only one. Performance testing is not unusual but the readability test is,
and I don't think I've ever come across a "maintainability" test before.

The presentation of the results is a little cryptic. Some rules report
'Yes|No', some a number; some results display a value when the rule is
passed while most are left blank. The explanations as to what the results
mean are on several other pages which are NOT linked to on the results page.
I recommend reading these explanatory pages before running a test.

The accessibility tests are not based on the W3C-WAI's draft accessibility
guidelines. For example the use of tables to create multi-column text is not
flagged as a problem for screen readers (Thanks to those that pointed this
out to me not too long ago!).
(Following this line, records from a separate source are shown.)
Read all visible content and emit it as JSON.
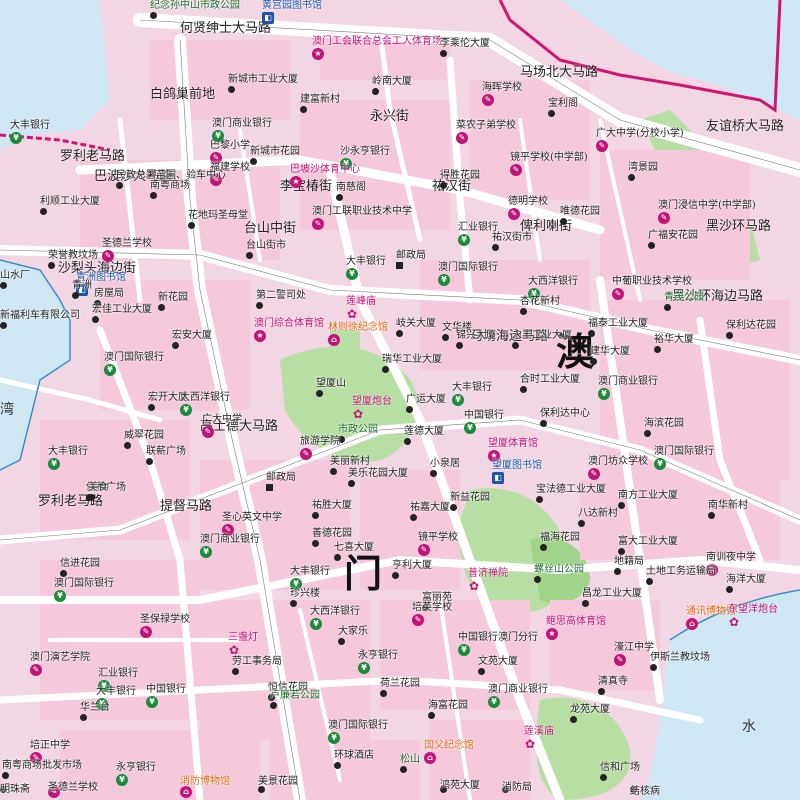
{
  "map_title": "",
  "region_label": "澳",
  "region_label2": "门",
  "sea_labels": [
    "湾",
    "水"
  ],
  "street_labels": [
    "白鸽巢前地",
    "罗利老马路",
    "巴波沙大马路",
    "李宝椿街",
    "台山中街",
    "沙梨头海边街",
    "提督马路",
    "高士德大马路",
    "罗利老马路",
    "永兴街",
    "马场北大马路",
    "友谊桥大马路",
    "黑沙环马路",
    "何贤绅士大马路",
    "祐汉街",
    "黑沙环海边马路",
    "马场海边马路",
    "俾利喇街"
  ],
  "places": [
    {
      "name": "纪念孙中山市政公园",
      "kind": "park"
    },
    {
      "name": "黄宫园图书馆",
      "kind": "library"
    },
    {
      "name": "澳门工会联合总会工人体育场",
      "kind": "stadium"
    },
    {
      "name": "李乘伦大厦",
      "kind": "building"
    },
    {
      "name": "海晖学校",
      "kind": "school"
    },
    {
      "name": "宝利阁",
      "kind": "building"
    },
    {
      "name": "菜农子弟学校",
      "kind": "school"
    },
    {
      "name": "广大中学(分校小学)",
      "kind": "school"
    },
    {
      "name": "湾景园",
      "kind": "building"
    },
    {
      "name": "镜平学校(中学部)",
      "kind": "school"
    },
    {
      "name": "得胜花园",
      "kind": "building"
    },
    {
      "name": "德明学校",
      "kind": "school"
    },
    {
      "name": "唯德花园",
      "kind": "building"
    },
    {
      "name": "澳门浸信中学(中学部)",
      "kind": "school"
    },
    {
      "name": "广福安花园",
      "kind": "building"
    },
    {
      "name": "青茂公园",
      "kind": "park"
    },
    {
      "name": "新城市工业大厦",
      "kind": "building"
    },
    {
      "name": "建富新村",
      "kind": "building"
    },
    {
      "name": "岭南大厦",
      "kind": "building"
    },
    {
      "name": "巴黎小学",
      "kind": "school"
    },
    {
      "name": "澳门商业银行",
      "kind": "bank"
    },
    {
      "name": "新城市花园",
      "kind": "building"
    },
    {
      "name": "沙永亨银行",
      "kind": "bank"
    },
    {
      "name": "南粤商场",
      "kind": "building"
    },
    {
      "name": "巴坡沙体育中心",
      "kind": "stadium"
    },
    {
      "name": "南慈阁",
      "kind": "building"
    },
    {
      "name": "福建学校",
      "kind": "school"
    },
    {
      "name": "民政总署苗圃、验车中心",
      "kind": "building"
    },
    {
      "name": "利顺工业大厦",
      "kind": "building"
    },
    {
      "name": "花地玛圣母堂",
      "kind": "church"
    },
    {
      "name": "澳门工联职业技术中学",
      "kind": "school"
    },
    {
      "name": "汇业银行",
      "kind": "bank"
    },
    {
      "name": "圣德兰学校",
      "kind": "school"
    },
    {
      "name": "台山街市",
      "kind": "market"
    },
    {
      "name": "大丰银行",
      "kind": "bank"
    },
    {
      "name": "邮政局",
      "kind": "post"
    },
    {
      "name": "澳门国际银行",
      "kind": "bank"
    },
    {
      "name": "祐汉街市",
      "kind": "market"
    },
    {
      "name": "大西洋银行",
      "kind": "bank"
    },
    {
      "name": "中葡职业技术学校",
      "kind": "school"
    },
    {
      "name": "杏花新村",
      "kind": "building"
    },
    {
      "name": "青洲图书馆",
      "kind": "library"
    },
    {
      "name": "第二警司处",
      "kind": "police"
    },
    {
      "name": "莲峰庙",
      "kind": "temple"
    },
    {
      "name": "房屋局",
      "kind": "building"
    },
    {
      "name": "宏佳工业大厦",
      "kind": "building"
    },
    {
      "name": "新花园",
      "kind": "building"
    },
    {
      "name": "福泰工业大厦",
      "kind": "building"
    },
    {
      "name": "保利达花园",
      "kind": "building"
    },
    {
      "name": "澳门综合体育馆",
      "kind": "stadium"
    },
    {
      "name": "林则徐纪念馆",
      "kind": "museum"
    },
    {
      "name": "岐关大厦",
      "kind": "building"
    },
    {
      "name": "文华楼",
      "kind": "building"
    },
    {
      "name": "锦兴大厦",
      "kind": "building"
    },
    {
      "name": "永丰工业大厦",
      "kind": "building"
    },
    {
      "name": "建华大厦",
      "kind": "building"
    },
    {
      "name": "裕华大厦",
      "kind": "building"
    },
    {
      "name": "宏安大厦",
      "kind": "building"
    },
    {
      "name": "澳门国际银行",
      "kind": "bank"
    },
    {
      "name": "瑞华工业大厦",
      "kind": "building"
    },
    {
      "name": "合时工业大厦",
      "kind": "building"
    },
    {
      "name": "澳门商业银行",
      "kind": "bank"
    },
    {
      "name": "宏开大厦",
      "kind": "building"
    },
    {
      "name": "大西洋银行",
      "kind": "bank"
    },
    {
      "name": "广大中学",
      "kind": "school"
    },
    {
      "name": "望厦山",
      "kind": "mountain"
    },
    {
      "name": "望厦炮台",
      "kind": "fort"
    },
    {
      "name": "广运大厦",
      "kind": "building"
    },
    {
      "name": "大丰银行",
      "kind": "bank"
    },
    {
      "name": "中国银行",
      "kind": "bank"
    },
    {
      "name": "保利达中心",
      "kind": "building"
    },
    {
      "name": "海滨花园",
      "kind": "building"
    },
    {
      "name": "威翠花园",
      "kind": "building"
    },
    {
      "name": "市政公园",
      "kind": "park"
    },
    {
      "name": "莲德大厦",
      "kind": "building"
    },
    {
      "name": "望厦体育馆",
      "kind": "stadium"
    },
    {
      "name": "大丰银行",
      "kind": "bank"
    },
    {
      "name": "联薪广场",
      "kind": "building"
    },
    {
      "name": "旅游学院",
      "kind": "school"
    },
    {
      "name": "美丽新村",
      "kind": "building"
    },
    {
      "name": "小泉居",
      "kind": "building"
    },
    {
      "name": "望厦图书馆",
      "kind": "library"
    },
    {
      "name": "澳门坊众学校",
      "kind": "school"
    },
    {
      "name": "澳门国际银行",
      "kind": "bank"
    },
    {
      "name": "信和广场",
      "kind": "building"
    },
    {
      "name": "美乐花园大厦",
      "kind": "building"
    },
    {
      "name": "新益花园",
      "kind": "building"
    },
    {
      "name": "宝法德工业大厦",
      "kind": "building"
    },
    {
      "name": "南方工业大厦",
      "kind": "building"
    },
    {
      "name": "南华新村",
      "kind": "building"
    },
    {
      "name": "邮政局",
      "kind": "post"
    },
    {
      "name": "祐嘉大厦",
      "kind": "building"
    },
    {
      "name": "八达新村",
      "kind": "building"
    },
    {
      "name": "圣心英文中学",
      "kind": "school"
    },
    {
      "name": "祐胜大厦",
      "kind": "building"
    },
    {
      "name": "善德花园",
      "kind": "building"
    },
    {
      "name": "福海花园",
      "kind": "building"
    },
    {
      "name": "富大工业大厦",
      "kind": "building"
    },
    {
      "name": "南训夜中学",
      "kind": "school"
    },
    {
      "name": "地籍局",
      "kind": "building"
    },
    {
      "name": "澳门商业银行",
      "kind": "bank"
    },
    {
      "name": "七喜大厦",
      "kind": "building"
    },
    {
      "name": "镜平学校",
      "kind": "school"
    },
    {
      "name": "普济禅院",
      "kind": "temple"
    },
    {
      "name": "信进花园",
      "kind": "building"
    },
    {
      "name": "澳门国际银行",
      "kind": "bank"
    },
    {
      "name": "亨利大厦",
      "kind": "building"
    },
    {
      "name": "螺丝山公园",
      "kind": "park"
    },
    {
      "name": "昌龙工业大厦",
      "kind": "building"
    },
    {
      "name": "土地工务运输局",
      "kind": "building"
    },
    {
      "name": "海洋大厦",
      "kind": "building"
    },
    {
      "name": "大丰银行",
      "kind": "bank"
    },
    {
      "name": "珍兴楼",
      "kind": "building"
    },
    {
      "name": "富丽苑",
      "kind": "building"
    },
    {
      "name": "通讯博物馆",
      "kind": "museum"
    },
    {
      "name": "东望洋炮台",
      "kind": "fort"
    },
    {
      "name": "圣保禄学校",
      "kind": "school"
    },
    {
      "name": "大西洋银行",
      "kind": "bank"
    },
    {
      "name": "培英学校",
      "kind": "school"
    },
    {
      "name": "大家乐",
      "kind": "building"
    },
    {
      "name": "中国银行澳门分行",
      "kind": "bank"
    },
    {
      "name": "鲍思高体育馆",
      "kind": "stadium"
    },
    {
      "name": "濠江中学",
      "kind": "school"
    },
    {
      "name": "伊斯兰教坟场",
      "kind": "building"
    },
    {
      "name": "三盏灯",
      "kind": "landmark"
    },
    {
      "name": "劳工事务局",
      "kind": "building"
    },
    {
      "name": "永亨银行",
      "kind": "bank"
    },
    {
      "name": "文苑大厦",
      "kind": "building"
    },
    {
      "name": "清真寺",
      "kind": "building"
    },
    {
      "name": "荷兰花园",
      "kind": "building"
    },
    {
      "name": "澳门商业银行",
      "kind": "bank"
    },
    {
      "name": "汇业银行",
      "kind": "bank"
    },
    {
      "name": "大丰银行",
      "kind": "bank"
    },
    {
      "name": "中国银行",
      "kind": "bank"
    },
    {
      "name": "恒信花园",
      "kind": "building"
    },
    {
      "name": "澳门演艺学院",
      "kind": "school"
    },
    {
      "name": "海富花园",
      "kind": "building"
    },
    {
      "name": "龙苑大厦",
      "kind": "building"
    },
    {
      "name": "莲溪庙",
      "kind": "temple"
    },
    {
      "name": "华兰台",
      "kind": "building"
    },
    {
      "name": "培正中学",
      "kind": "school"
    },
    {
      "name": "澳门国际银行",
      "kind": "bank"
    },
    {
      "name": "卢廉若公园",
      "kind": "park"
    },
    {
      "name": "环球酒店",
      "kind": "hotel"
    },
    {
      "name": "国父纪念馆",
      "kind": "museum"
    },
    {
      "name": "松山",
      "kind": "park"
    },
    {
      "name": "消防局",
      "kind": "building"
    },
    {
      "name": "消防博物馆",
      "kind": "museum"
    },
    {
      "name": "永亨银行",
      "kind": "bank"
    },
    {
      "name": "圣德兰学校",
      "kind": "school"
    },
    {
      "name": "南粤商场批发市场",
      "kind": "building"
    },
    {
      "name": "大丰银行",
      "kind": "bank"
    },
    {
      "name": "青洲",
      "kind": "area"
    },
    {
      "name": "新福利车有限公司",
      "kind": "building"
    },
    {
      "name": "山水厂",
      "kind": "building"
    },
    {
      "name": "美景花园",
      "kind": "building"
    },
    {
      "name": "鸿苑大厦",
      "kind": "building"
    },
    {
      "name": "结核病",
      "kind": "building"
    },
    {
      "name": "美食",
      "kind": "building"
    },
    {
      "name": "信和广场",
      "kind": "building"
    },
    {
      "name": "明珠斋",
      "kind": "building"
    },
    {
      "name": "荣誉教坟场",
      "kind": "building"
    }
  ],
  "colors": {
    "land": "#f2d6e4",
    "block": "#f5c8dc",
    "road": "#ffffff",
    "main_road": "#ffffff",
    "water": "#cfe7f2",
    "park": "#b7dfa3",
    "border": "#d01470"
  }
}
Some of the other tests can return some strange results. For instance, one
rule calculated the average number of words in text links, and raises a flag
if the number is less than 2 or greater than 5. A typical navigation bar
will run into trouble here. The explanation mentions the common "click here"
mistake but the rule doesn't check for it.

The "Maintainability" rules will flag a page if it contains an absolute link
(ie a link containing a root domain, as opposed to a relative link to a page
within the same site). The rule is supposed to remind the designer that
links have to be checked and maintained regularly, but it's hardly an
accessibility error. My pages were flagged for containing a link to the HTML
4 definition in the DOCTYPE tag.
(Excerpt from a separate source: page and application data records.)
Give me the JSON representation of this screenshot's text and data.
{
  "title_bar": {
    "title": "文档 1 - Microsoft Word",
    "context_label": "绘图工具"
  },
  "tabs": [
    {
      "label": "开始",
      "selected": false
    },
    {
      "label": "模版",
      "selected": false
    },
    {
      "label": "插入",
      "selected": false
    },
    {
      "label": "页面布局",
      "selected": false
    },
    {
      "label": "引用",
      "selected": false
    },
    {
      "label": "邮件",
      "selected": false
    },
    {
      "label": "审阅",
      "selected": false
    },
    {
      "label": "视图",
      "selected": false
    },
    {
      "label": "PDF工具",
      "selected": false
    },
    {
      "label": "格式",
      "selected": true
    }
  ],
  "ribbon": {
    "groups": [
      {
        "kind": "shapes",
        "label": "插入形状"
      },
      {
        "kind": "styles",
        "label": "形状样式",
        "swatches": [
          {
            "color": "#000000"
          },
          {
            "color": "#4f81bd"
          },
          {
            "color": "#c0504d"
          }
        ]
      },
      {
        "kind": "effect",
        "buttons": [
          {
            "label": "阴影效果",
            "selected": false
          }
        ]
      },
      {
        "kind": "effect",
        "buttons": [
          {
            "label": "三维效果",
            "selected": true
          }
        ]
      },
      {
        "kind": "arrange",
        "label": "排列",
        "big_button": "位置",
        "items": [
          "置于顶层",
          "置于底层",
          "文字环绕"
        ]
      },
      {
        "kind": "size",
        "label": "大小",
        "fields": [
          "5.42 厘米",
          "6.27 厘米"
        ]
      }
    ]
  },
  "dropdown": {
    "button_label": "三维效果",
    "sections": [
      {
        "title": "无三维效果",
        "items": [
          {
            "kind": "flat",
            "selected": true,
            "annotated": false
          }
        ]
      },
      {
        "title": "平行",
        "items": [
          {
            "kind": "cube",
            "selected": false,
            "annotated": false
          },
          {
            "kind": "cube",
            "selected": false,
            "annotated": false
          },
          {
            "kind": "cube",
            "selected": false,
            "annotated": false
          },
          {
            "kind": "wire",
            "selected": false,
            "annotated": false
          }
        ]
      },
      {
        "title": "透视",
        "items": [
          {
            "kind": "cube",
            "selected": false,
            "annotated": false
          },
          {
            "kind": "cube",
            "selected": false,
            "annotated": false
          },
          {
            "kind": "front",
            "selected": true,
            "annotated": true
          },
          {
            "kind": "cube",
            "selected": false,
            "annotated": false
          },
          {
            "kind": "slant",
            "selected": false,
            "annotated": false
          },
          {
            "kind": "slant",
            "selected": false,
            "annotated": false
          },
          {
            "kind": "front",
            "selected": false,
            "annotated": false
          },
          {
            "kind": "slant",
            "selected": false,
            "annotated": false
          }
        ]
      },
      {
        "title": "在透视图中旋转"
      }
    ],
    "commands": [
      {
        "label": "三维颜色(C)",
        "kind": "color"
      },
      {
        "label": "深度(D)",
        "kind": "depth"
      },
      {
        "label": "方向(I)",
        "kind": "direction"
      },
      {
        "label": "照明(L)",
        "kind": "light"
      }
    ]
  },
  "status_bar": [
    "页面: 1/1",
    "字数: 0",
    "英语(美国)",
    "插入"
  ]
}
The Readability rules also flag the use of horizontal rules, which
apparently may be confused for the end of the page. The page containing this
explanation uses four horizontal rules.

Overall, it's an interesting tool, but like most HTML validators it flags
elements that in practice cause no problems, and I think the explanations
are inadequate in defining what problem it's testing for. Like all HTML
validators, the results should be taken with a grain of salt, and more than
a grain of HTML knowledge.

I'd like to see the option to turn off various rules, especially if I was
testing across multiple pages, or a whole site.

Sean Lindsay
Received on Thursday, 4 June 1998 19:59:50 GMT

This archive was generated by hypermail 2.2.0+W3C-0.50 : Tuesday, 19 July 2011 18:13:39 GMT